> _PROVIDED RECORDS_
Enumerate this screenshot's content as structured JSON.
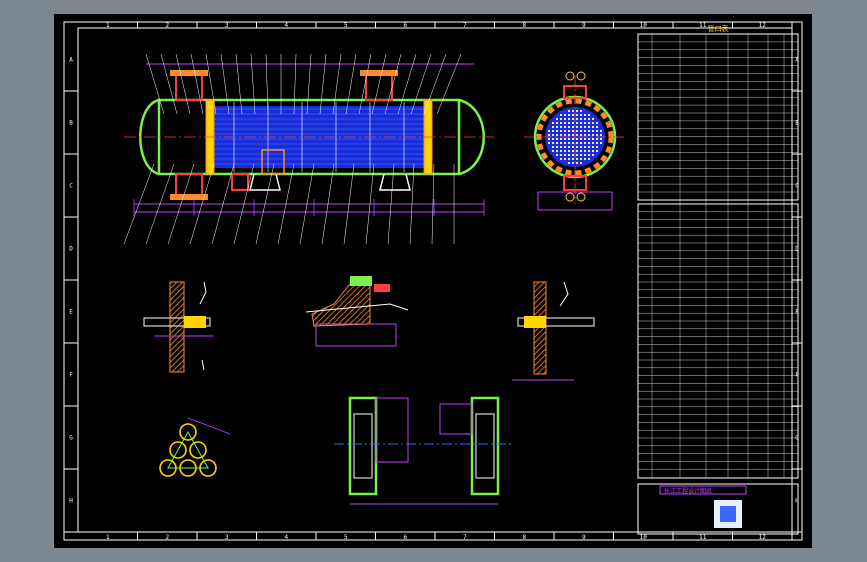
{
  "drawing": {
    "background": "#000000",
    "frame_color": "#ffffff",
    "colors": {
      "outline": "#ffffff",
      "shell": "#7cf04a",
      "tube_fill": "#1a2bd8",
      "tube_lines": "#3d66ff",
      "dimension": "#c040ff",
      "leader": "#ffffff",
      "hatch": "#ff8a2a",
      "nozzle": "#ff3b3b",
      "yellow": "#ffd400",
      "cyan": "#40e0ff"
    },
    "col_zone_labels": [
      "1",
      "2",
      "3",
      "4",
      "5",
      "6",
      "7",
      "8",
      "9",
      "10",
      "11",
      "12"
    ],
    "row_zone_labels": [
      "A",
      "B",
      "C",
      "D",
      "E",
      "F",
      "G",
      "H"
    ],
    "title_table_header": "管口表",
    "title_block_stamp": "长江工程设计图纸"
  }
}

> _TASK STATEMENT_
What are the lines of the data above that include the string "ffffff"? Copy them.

> _TASK SOLUTION_
    "frame_color": "#ffffff",
      "outline": "#ffffff",
      "leader": "#ffffff",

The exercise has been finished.